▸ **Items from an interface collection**
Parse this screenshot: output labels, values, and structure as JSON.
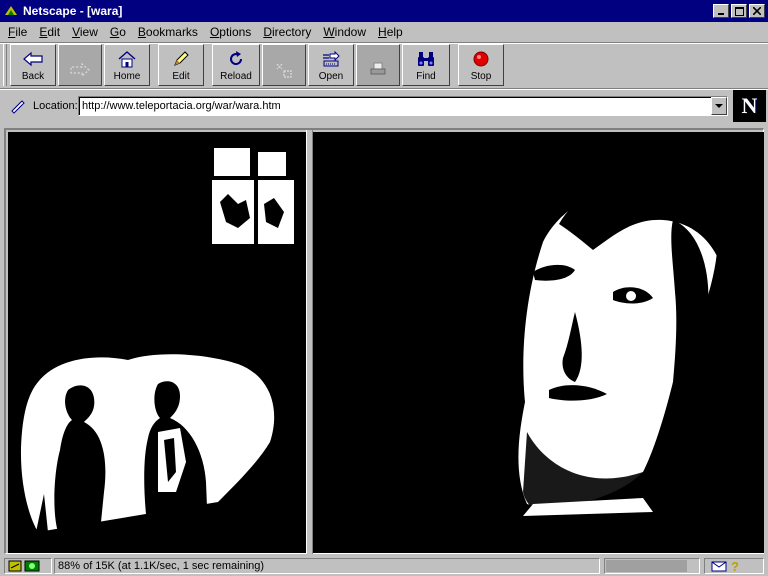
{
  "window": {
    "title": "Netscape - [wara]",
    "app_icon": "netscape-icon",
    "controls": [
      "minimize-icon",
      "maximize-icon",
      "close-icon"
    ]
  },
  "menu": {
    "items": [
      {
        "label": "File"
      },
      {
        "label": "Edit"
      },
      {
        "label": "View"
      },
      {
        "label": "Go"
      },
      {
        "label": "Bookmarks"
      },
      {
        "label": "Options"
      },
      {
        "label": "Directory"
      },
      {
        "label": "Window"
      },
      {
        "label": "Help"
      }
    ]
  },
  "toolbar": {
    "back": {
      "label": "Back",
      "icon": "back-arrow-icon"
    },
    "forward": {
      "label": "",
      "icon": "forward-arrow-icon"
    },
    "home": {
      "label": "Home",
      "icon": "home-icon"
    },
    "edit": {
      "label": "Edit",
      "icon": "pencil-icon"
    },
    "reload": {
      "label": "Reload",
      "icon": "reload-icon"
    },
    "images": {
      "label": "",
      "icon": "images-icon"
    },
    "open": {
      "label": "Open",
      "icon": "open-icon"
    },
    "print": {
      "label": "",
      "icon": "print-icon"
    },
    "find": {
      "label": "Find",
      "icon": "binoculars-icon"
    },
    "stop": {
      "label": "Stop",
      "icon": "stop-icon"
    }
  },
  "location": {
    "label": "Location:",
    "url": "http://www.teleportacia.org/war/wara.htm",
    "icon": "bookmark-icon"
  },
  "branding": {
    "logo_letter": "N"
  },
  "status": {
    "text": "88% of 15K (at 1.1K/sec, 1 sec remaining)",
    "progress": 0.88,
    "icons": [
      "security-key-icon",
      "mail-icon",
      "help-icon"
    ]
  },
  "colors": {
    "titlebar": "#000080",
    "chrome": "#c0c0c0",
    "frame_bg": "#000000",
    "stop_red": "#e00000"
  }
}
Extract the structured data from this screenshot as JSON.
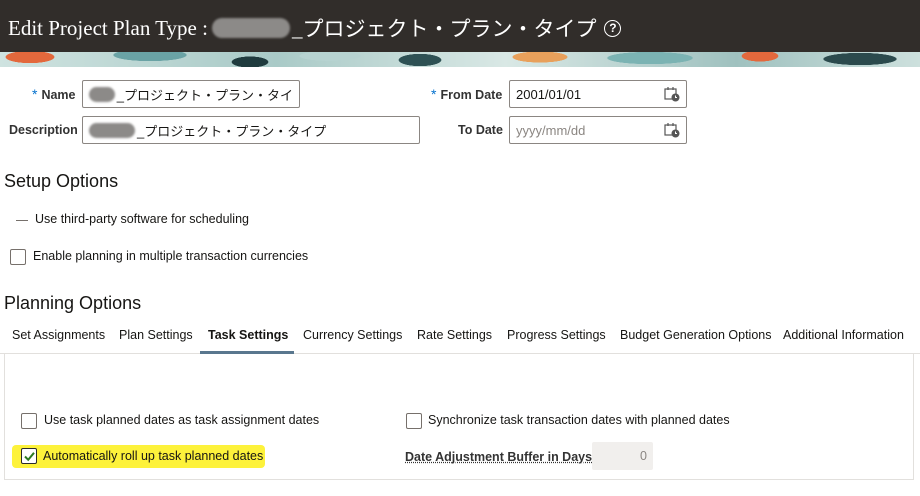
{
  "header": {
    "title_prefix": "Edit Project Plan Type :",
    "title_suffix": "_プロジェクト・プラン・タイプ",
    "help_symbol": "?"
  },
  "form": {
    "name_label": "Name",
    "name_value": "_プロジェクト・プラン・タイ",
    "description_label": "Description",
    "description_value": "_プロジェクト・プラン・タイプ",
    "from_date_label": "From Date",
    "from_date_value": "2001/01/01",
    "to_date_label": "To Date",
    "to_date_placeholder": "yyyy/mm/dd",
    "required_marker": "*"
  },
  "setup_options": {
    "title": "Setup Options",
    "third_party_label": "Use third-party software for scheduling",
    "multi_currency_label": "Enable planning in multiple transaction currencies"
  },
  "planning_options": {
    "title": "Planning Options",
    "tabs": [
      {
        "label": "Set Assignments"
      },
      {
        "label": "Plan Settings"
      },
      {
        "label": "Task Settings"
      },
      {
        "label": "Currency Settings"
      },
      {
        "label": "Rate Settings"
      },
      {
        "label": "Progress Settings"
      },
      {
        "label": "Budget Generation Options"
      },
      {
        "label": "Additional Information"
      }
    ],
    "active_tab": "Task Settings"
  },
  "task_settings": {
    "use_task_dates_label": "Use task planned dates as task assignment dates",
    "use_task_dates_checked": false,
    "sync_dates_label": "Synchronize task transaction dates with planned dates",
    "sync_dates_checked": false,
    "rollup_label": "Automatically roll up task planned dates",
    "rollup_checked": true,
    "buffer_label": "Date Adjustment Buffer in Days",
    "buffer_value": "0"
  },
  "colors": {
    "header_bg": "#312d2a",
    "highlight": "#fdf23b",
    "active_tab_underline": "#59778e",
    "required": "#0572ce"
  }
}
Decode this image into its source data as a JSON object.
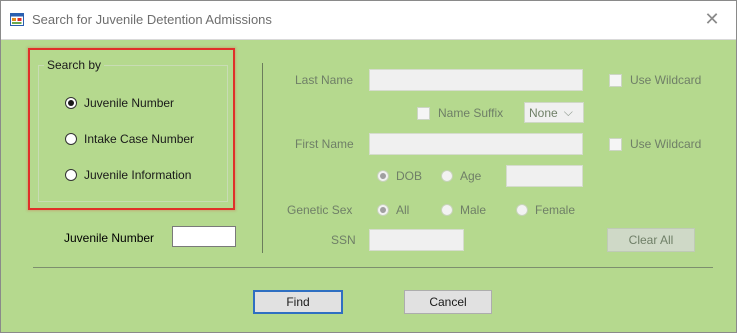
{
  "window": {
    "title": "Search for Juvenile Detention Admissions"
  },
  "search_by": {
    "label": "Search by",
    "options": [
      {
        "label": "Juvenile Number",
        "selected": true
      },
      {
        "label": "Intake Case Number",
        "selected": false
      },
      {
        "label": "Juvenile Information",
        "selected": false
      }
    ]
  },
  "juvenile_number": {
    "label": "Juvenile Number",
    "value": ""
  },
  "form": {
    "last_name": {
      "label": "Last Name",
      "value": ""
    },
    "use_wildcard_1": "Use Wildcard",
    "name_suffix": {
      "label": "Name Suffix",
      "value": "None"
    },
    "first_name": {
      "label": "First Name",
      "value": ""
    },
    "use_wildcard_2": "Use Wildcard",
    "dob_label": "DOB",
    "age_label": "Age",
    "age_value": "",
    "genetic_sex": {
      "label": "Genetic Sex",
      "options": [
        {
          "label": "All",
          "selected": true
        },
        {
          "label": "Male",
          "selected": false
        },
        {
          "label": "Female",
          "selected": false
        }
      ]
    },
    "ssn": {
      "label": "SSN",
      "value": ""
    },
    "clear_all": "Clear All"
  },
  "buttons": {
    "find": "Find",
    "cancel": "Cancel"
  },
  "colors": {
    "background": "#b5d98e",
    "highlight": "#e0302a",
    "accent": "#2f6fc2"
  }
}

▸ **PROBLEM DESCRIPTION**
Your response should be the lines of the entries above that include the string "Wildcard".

▸ **ANSWER TO THE PROBLEM**
    "use_wildcard_1": "Use Wildcard",
    "use_wildcard_2": "Use Wildcard",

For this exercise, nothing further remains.